* [What is required] All entries below are to be duplicated verbatim.

[Data about app and page elements]
···

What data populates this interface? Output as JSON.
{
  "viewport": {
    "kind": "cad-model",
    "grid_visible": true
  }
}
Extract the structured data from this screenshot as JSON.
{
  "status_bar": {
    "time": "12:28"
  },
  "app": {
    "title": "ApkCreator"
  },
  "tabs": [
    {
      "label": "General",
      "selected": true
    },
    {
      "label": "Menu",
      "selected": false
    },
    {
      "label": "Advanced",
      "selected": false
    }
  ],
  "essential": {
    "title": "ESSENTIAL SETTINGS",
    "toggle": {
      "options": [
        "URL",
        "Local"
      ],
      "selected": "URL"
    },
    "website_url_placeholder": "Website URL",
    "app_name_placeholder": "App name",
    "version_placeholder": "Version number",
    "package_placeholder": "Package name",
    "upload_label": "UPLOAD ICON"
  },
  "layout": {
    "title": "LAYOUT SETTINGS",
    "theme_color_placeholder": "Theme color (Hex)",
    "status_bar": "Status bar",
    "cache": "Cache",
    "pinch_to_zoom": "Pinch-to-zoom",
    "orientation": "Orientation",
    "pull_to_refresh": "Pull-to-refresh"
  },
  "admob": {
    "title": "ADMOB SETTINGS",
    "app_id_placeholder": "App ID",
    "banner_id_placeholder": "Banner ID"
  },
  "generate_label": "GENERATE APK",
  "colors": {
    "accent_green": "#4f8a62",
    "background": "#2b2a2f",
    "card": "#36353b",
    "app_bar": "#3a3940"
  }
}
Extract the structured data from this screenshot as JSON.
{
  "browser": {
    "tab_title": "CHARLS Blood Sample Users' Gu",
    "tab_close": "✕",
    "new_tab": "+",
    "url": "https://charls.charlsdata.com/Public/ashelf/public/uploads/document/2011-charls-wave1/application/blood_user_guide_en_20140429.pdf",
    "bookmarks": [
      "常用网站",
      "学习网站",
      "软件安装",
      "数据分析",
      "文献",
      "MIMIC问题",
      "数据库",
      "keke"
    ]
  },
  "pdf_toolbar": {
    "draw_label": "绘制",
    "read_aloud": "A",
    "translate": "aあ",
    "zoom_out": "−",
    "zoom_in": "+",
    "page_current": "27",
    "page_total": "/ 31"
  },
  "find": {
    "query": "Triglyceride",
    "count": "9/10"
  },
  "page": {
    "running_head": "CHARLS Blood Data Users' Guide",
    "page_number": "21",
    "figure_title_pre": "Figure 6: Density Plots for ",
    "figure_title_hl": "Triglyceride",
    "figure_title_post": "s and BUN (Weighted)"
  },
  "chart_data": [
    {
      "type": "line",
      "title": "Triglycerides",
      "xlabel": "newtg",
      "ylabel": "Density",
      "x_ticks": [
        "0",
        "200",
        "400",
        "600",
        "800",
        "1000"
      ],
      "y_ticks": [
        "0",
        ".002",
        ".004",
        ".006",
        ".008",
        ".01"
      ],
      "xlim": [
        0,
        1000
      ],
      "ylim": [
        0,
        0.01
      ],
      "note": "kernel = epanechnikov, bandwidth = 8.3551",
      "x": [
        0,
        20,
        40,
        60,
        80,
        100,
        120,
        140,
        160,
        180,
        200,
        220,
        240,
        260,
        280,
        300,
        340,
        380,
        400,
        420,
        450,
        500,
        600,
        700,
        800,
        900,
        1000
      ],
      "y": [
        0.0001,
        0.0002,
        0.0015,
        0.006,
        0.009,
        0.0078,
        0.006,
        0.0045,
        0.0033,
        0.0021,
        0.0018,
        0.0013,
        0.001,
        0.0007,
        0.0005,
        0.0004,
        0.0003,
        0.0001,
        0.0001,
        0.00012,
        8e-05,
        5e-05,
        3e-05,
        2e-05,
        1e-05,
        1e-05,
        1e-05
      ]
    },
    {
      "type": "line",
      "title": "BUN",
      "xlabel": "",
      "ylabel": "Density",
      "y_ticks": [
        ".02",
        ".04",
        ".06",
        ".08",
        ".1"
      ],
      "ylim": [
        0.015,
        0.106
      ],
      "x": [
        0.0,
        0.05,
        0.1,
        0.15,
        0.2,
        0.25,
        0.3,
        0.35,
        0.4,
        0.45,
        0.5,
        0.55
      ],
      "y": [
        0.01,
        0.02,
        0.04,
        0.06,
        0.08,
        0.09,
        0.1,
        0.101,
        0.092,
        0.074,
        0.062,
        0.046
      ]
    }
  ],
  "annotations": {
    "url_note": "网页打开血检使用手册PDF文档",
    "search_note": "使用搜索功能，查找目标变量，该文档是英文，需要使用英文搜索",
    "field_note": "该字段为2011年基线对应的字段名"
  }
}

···

* [Exercise response]
What data populates this interface? Output as JSON.
{
  "viewport": {
    "kind": "cad-model",
    "grid_visible": true
  }
}
Extract the structured data from this screenshot as JSON.
{
  "status_bar": {
    "time": "12:28"
  },
  "app": {
    "title": "ApkCreator"
  },
  "tabs": [
    {
      "label": "General",
      "selected": true
    },
    {
      "label": "Menu",
      "selected": false
    },
    {
      "label": "Advanced",
      "selected": false
    }
  ],
  "essential": {
    "title": "ESSENTIAL SETTINGS",
    "toggle": {
      "options": [
        "URL",
        "Local"
      ],
      "selected": "URL"
    },
    "website_url_placeholder": "Website URL",
    "app_name_placeholder": "App name",
    "version_placeholder": "Version number",
    "package_placeholder": "Package name",
    "upload_label": "UPLOAD ICON"
  },
  "layout": {
    "title": "LAYOUT SETTINGS",
    "theme_color_placeholder": "Theme color (Hex)",
    "status_bar": "Status bar",
    "cache": "Cache",
    "pinch_to_zoom": "Pinch-to-zoom",
    "orientation": "Orientation",
    "pull_to_refresh": "Pull-to-refresh"
  },
  "admob": {
    "title": "ADMOB SETTINGS",
    "app_id_placeholder": "App ID",
    "banner_id_placeholder": "Banner ID"
  },
  "generate_label": "GENERATE APK",
  "colors": {
    "accent_green": "#4f8a62",
    "background": "#2b2a2f",
    "card": "#36353b",
    "app_bar": "#3a3940"
  }
}
Extract the structured data from this screenshot as JSON.
{
  "browser": {
    "tab_title": "CHARLS Blood Sample Users' Gu",
    "tab_close": "✕",
    "new_tab": "+",
    "url": "https://charls.charlsdata.com/Public/ashelf/public/uploads/document/2011-charls-wave1/application/blood_user_guide_en_20140429.pdf",
    "bookmarks": [
      "常用网站",
      "学习网站",
      "软件安装",
      "数据分析",
      "文献",
      "MIMIC问题",
      "数据库",
      "keke"
    ]
  },
  "pdf_toolbar": {
    "draw_label": "绘制",
    "read_aloud": "A",
    "translate": "aあ",
    "zoom_out": "−",
    "zoom_in": "+",
    "page_current": "27",
    "page_total": "/ 31"
  },
  "find": {
    "query": "Triglyceride",
    "count": "9/10"
  },
  "page": {
    "running_head": "CHARLS Blood Data Users' Guide",
    "page_number": "21",
    "figure_title_pre": "Figure 6: Density Plots for ",
    "figure_title_hl": "Triglyceride",
    "figure_title_post": "s and BUN (Weighted)"
  },
  "chart_data": [
    {
      "type": "line",
      "title": "Triglycerides",
      "xlabel": "newtg",
      "ylabel": "Density",
      "x_ticks": [
        "0",
        "200",
        "400",
        "600",
        "800",
        "1000"
      ],
      "y_ticks": [
        "0",
        ".002",
        ".004",
        ".006",
        ".008",
        ".01"
      ],
      "xlim": [
        0,
        1000
      ],
      "ylim": [
        0,
        0.01
      ],
      "note": "kernel = epanechnikov, bandwidth = 8.3551",
      "x": [
        0,
        20,
        40,
        60,
        80,
        100,
        120,
        140,
        160,
        180,
        200,
        220,
        240,
        260,
        280,
        300,
        340,
        380,
        400,
        420,
        450,
        500,
        600,
        700,
        800,
        900,
        1000
      ],
      "y": [
        0.0001,
        0.0002,
        0.0015,
        0.006,
        0.009,
        0.0078,
        0.006,
        0.0045,
        0.0033,
        0.0021,
        0.0018,
        0.0013,
        0.001,
        0.0007,
        0.0005,
        0.0004,
        0.0003,
        0.0001,
        0.0001,
        0.00012,
        8e-05,
        5e-05,
        3e-05,
        2e-05,
        1e-05,
        1e-05,
        1e-05
      ]
    },
    {
      "type": "line",
      "title": "BUN",
      "xlabel": "",
      "ylabel": "Density",
      "y_ticks": [
        ".02",
        ".04",
        ".06",
        ".08",
        ".1"
      ],
      "ylim": [
        0.015,
        0.106
      ],
      "x": [
        0.0,
        0.05,
        0.1,
        0.15,
        0.2,
        0.25,
        0.3,
        0.35,
        0.4,
        0.45,
        0.5,
        0.55
      ],
      "y": [
        0.01,
        0.02,
        0.04,
        0.06,
        0.08,
        0.09,
        0.1,
        0.101,
        0.092,
        0.074,
        0.062,
        0.046
      ]
    }
  ],
  "annotations": {
    "url_note": "网页打开血检使用手册PDF文档",
    "search_note": "使用搜索功能，查找目标变量，该文档是英文，需要使用英文搜索",
    "field_note": "该字段为2011年基线对应的字段名"
  }
}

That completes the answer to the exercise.